If a record holds a picture, leave the picture out; return everything else exactly.

+--

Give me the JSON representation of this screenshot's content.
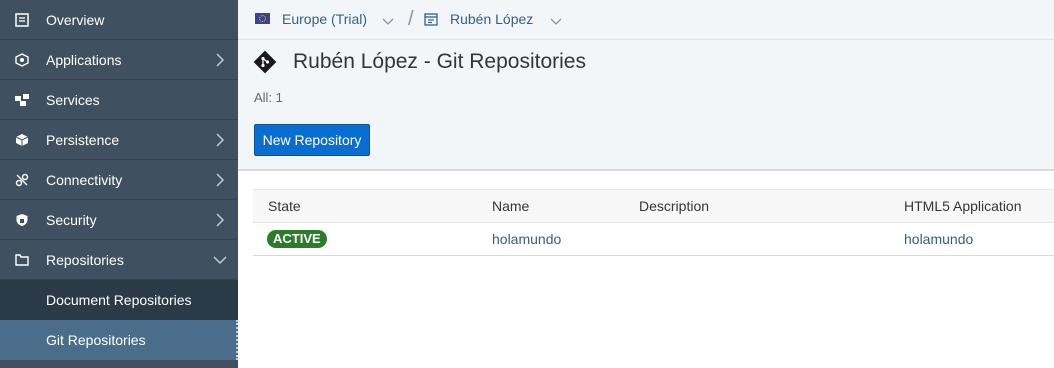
{
  "sidebar": {
    "items": [
      {
        "label": "Overview",
        "icon": "overview-icon"
      },
      {
        "label": "Applications",
        "icon": "applications-icon"
      },
      {
        "label": "Services",
        "icon": "services-icon"
      },
      {
        "label": "Persistence",
        "icon": "persistence-icon"
      },
      {
        "label": "Connectivity",
        "icon": "connectivity-icon"
      },
      {
        "label": "Security",
        "icon": "security-icon"
      },
      {
        "label": "Repositories",
        "icon": "repositories-icon"
      }
    ],
    "subitems": [
      {
        "label": "Document Repositories"
      },
      {
        "label": "Git Repositories"
      }
    ]
  },
  "breadcrumb": {
    "region": "Europe (Trial)",
    "separator": "/",
    "account": "Rubén López"
  },
  "header": {
    "title": "Rubén López - Git Repositories",
    "count": "All: 1",
    "new_button": "New Repository"
  },
  "table": {
    "columns": [
      "State",
      "Name",
      "Description",
      "HTML5 Application"
    ],
    "rows": [
      {
        "state": "ACTIVE",
        "name": "holamundo",
        "description": "",
        "html5_app": "holamundo"
      }
    ]
  },
  "colors": {
    "sidebar_bg": "#3f5161",
    "active_item": "#4a6d8b",
    "primary_button": "#0a6ed1",
    "status_active": "#2b7d2b",
    "link": "#346187"
  }
}
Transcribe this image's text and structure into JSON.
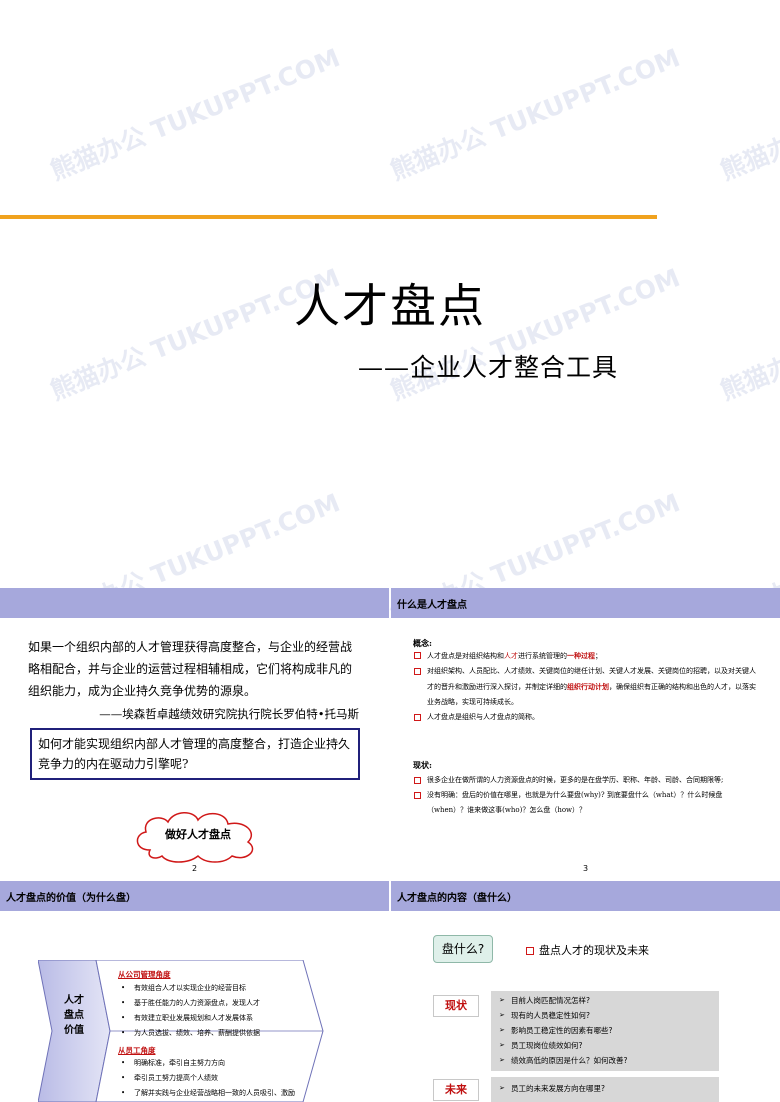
{
  "cover": {
    "title": "人才盘点",
    "subtitle": "——企业人才整合工具",
    "watermark": "熊猫办公 TUKUPPT.COM",
    "rule_color": "#f0a21e"
  },
  "slide2": {
    "quote": "如果一个组织内部的人才管理获得高度整合，与企业的经营战略相配合，并与企业的运营过程相辅相成，它们将构成非凡的组织能力，成为企业持久竞争优势的源泉。",
    "author": "——埃森哲卓越绩效研究院执行院长罗伯特•托马斯",
    "question": "如何才能实现组织内部人才管理的高度整合，打造企业持久竞争力的内在驱动力引擎呢?",
    "cloud_text": "做好人才盘点",
    "page_number": "2"
  },
  "slide3": {
    "header": "什么是人才盘点",
    "concept_label": "概念:",
    "concept_items": [
      {
        "pre": "人才盘点是对组织结构和",
        "hl1": "人才",
        "mid": "进行系统管理的",
        "hl2": "一种过程",
        "post": "；"
      },
      {
        "pre": "对组织架构、人员配比、人才绩效、关键岗位的继任计划、关键人才发展、关键岗位的招聘，以及对关键人才的晋升和激励进行深入探讨，并制定详细的",
        "hl1": "组织行动计划",
        "mid": "，确保组织有正确的结构和出色的人才，以落实业务战略，实现可持续成长。",
        "hl2": "",
        "post": ""
      },
      {
        "pre": "人才盘点是组织与人才盘点的简称。",
        "hl1": "",
        "mid": "",
        "hl2": "",
        "post": ""
      }
    ],
    "status_label": "现状:",
    "status_items": [
      "很多企业在做所谓的人力资源盘点的时候，更多的是在盘学历、职称、年龄、司龄、合同期限等;",
      "没有明确：盘后的价值在哪里，也就是为什么要盘(why)? 到底要盘什么（what）？什么时候盘（when）？谁来做这事(who)？怎么盘（how）？"
    ],
    "page_number": "3"
  },
  "slide4": {
    "header": "人才盘点的价值（为什么盘）",
    "chevron_title": [
      "人才",
      "盘点",
      "价值"
    ],
    "company_title": "从公司管理角度",
    "company_items": [
      "有效组合人才以实现企业的经营目标",
      "基于胜任能力的人力资源盘点，发现人才",
      "有效建立职业发展规划和人才发展体系",
      "为人员选拔、绩效、培养、薪酬提供依据"
    ],
    "employee_title": "从员工角度",
    "employee_items": [
      "明确标准，牵引自主努力方向",
      "牵引员工努力提高个人绩效",
      "了解并实践与企业经营战略相一致的人员吸引、激励"
    ]
  },
  "slide5": {
    "header": "人才盘点的内容（盘什么）",
    "question_tag": "盘什么?",
    "summary": "盘点人才的现状及未来",
    "current_tag": "现状",
    "current_items": [
      "目前人岗匹配情况怎样?",
      "现有的人员稳定性如何?",
      "影响员工稳定性的因素有哪些?",
      "员工现岗位绩效如何?",
      "绩效高低的原因是什么？如何改善?"
    ],
    "future_tag": "未来",
    "future_items": [
      "员工的未来发展方向在哪里?"
    ]
  },
  "colors": {
    "header_bar": "#a6a8dc",
    "accent_red": "#c01010",
    "box_border": "#20207a",
    "cloud_border": "#d01818",
    "question_tag_bg": "#dff0ea"
  }
}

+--

WRITTEN RESPONSE:
Give me the JSON representation of this screenshot's content.
{
  "sidebar": {
    "items": [
      {
        "label": "Overview",
        "icon": "overview-icon"
      },
      {
        "label": "Applications",
        "icon": "applications-icon"
      },
      {
        "label": "Services",
        "icon": "services-icon"
      },
      {
        "label": "Persistence",
        "icon": "persistence-icon"
      },
      {
        "label": "Connectivity",
        "icon": "connectivity-icon"
      },
      {
        "label": "Security",
        "icon": "security-icon"
      },
      {
        "label": "Repositories",
        "icon": "repositories-icon"
      }
    ],
    "subitems": [
      {
        "label": "Document Repositories"
      },
      {
        "label": "Git Repositories"
      }
    ]
  },
  "breadcrumb": {
    "region": "Europe (Trial)",
    "separator": "/",
    "account": "Rubén López"
  },
  "header": {
    "title": "Rubén López - Git Repositories",
    "count": "All: 1",
    "new_button": "New Repository"
  },
  "table": {
    "columns": [
      "State",
      "Name",
      "Description",
      "HTML5 Application"
    ],
    "rows": [
      {
        "state": "ACTIVE",
        "name": "holamundo",
        "description": "",
        "html5_app": "holamundo"
      }
    ]
  },
  "colors": {
    "sidebar_bg": "#3f5161",
    "active_item": "#4a6d8b",
    "primary_button": "#0a6ed1",
    "status_active": "#2b7d2b",
    "link": "#346187"
  }
}
Transcribe this image's text and structure into JSON.
{
  "cover": {
    "title": "人才盘点",
    "subtitle": "——企业人才整合工具",
    "watermark": "熊猫办公 TUKUPPT.COM",
    "rule_color": "#f0a21e"
  },
  "slide2": {
    "quote": "如果一个组织内部的人才管理获得高度整合，与企业的经营战略相配合，并与企业的运营过程相辅相成，它们将构成非凡的组织能力，成为企业持久竞争优势的源泉。",
    "author": "——埃森哲卓越绩效研究院执行院长罗伯特•托马斯",
    "question": "如何才能实现组织内部人才管理的高度整合，打造企业持久竞争力的内在驱动力引擎呢?",
    "cloud_text": "做好人才盘点",
    "page_number": "2"
  },
  "slide3": {
    "header": "什么是人才盘点",
    "concept_label": "概念:",
    "concept_items": [
      {
        "pre": "人才盘点是对组织结构和",
        "hl1": "人才",
        "mid": "进行系统管理的",
        "hl2": "一种过程",
        "post": "；"
      },
      {
        "pre": "对组织架构、人员配比、人才绩效、关键岗位的继任计划、关键人才发展、关键岗位的招聘，以及对关键人才的晋升和激励进行深入探讨，并制定详细的",
        "hl1": "组织行动计划",
        "mid": "，确保组织有正确的结构和出色的人才，以落实业务战略，实现可持续成长。",
        "hl2": "",
        "post": ""
      },
      {
        "pre": "人才盘点是组织与人才盘点的简称。",
        "hl1": "",
        "mid": "",
        "hl2": "",
        "post": ""
      }
    ],
    "status_label": "现状:",
    "status_items": [
      "很多企业在做所谓的人力资源盘点的时候，更多的是在盘学历、职称、年龄、司龄、合同期限等;",
      "没有明确：盘后的价值在哪里，也就是为什么要盘(why)? 到底要盘什么（what）？什么时候盘（when）？谁来做这事(who)？怎么盘（how）？"
    ],
    "page_number": "3"
  },
  "slide4": {
    "header": "人才盘点的价值（为什么盘）",
    "chevron_title": [
      "人才",
      "盘点",
      "价值"
    ],
    "company_title": "从公司管理角度",
    "company_items": [
      "有效组合人才以实现企业的经营目标",
      "基于胜任能力的人力资源盘点，发现人才",
      "有效建立职业发展规划和人才发展体系",
      "为人员选拔、绩效、培养、薪酬提供依据"
    ],
    "employee_title": "从员工角度",
    "employee_items": [
      "明确标准，牵引自主努力方向",
      "牵引员工努力提高个人绩效",
      "了解并实践与企业经营战略相一致的人员吸引、激励"
    ]
  },
  "slide5": {
    "header": "人才盘点的内容（盘什么）",
    "question_tag": "盘什么?",
    "summary": "盘点人才的现状及未来",
    "current_tag": "现状",
    "current_items": [
      "目前人岗匹配情况怎样?",
      "现有的人员稳定性如何?",
      "影响员工稳定性的因素有哪些?",
      "员工现岗位绩效如何?",
      "绩效高低的原因是什么？如何改善?"
    ],
    "future_tag": "未来",
    "future_items": [
      "员工的未来发展方向在哪里?"
    ]
  },
  "colors": {
    "header_bar": "#a6a8dc",
    "accent_red": "#c01010",
    "box_border": "#20207a",
    "cloud_border": "#d01818",
    "question_tag_bg": "#dff0ea"
  }
}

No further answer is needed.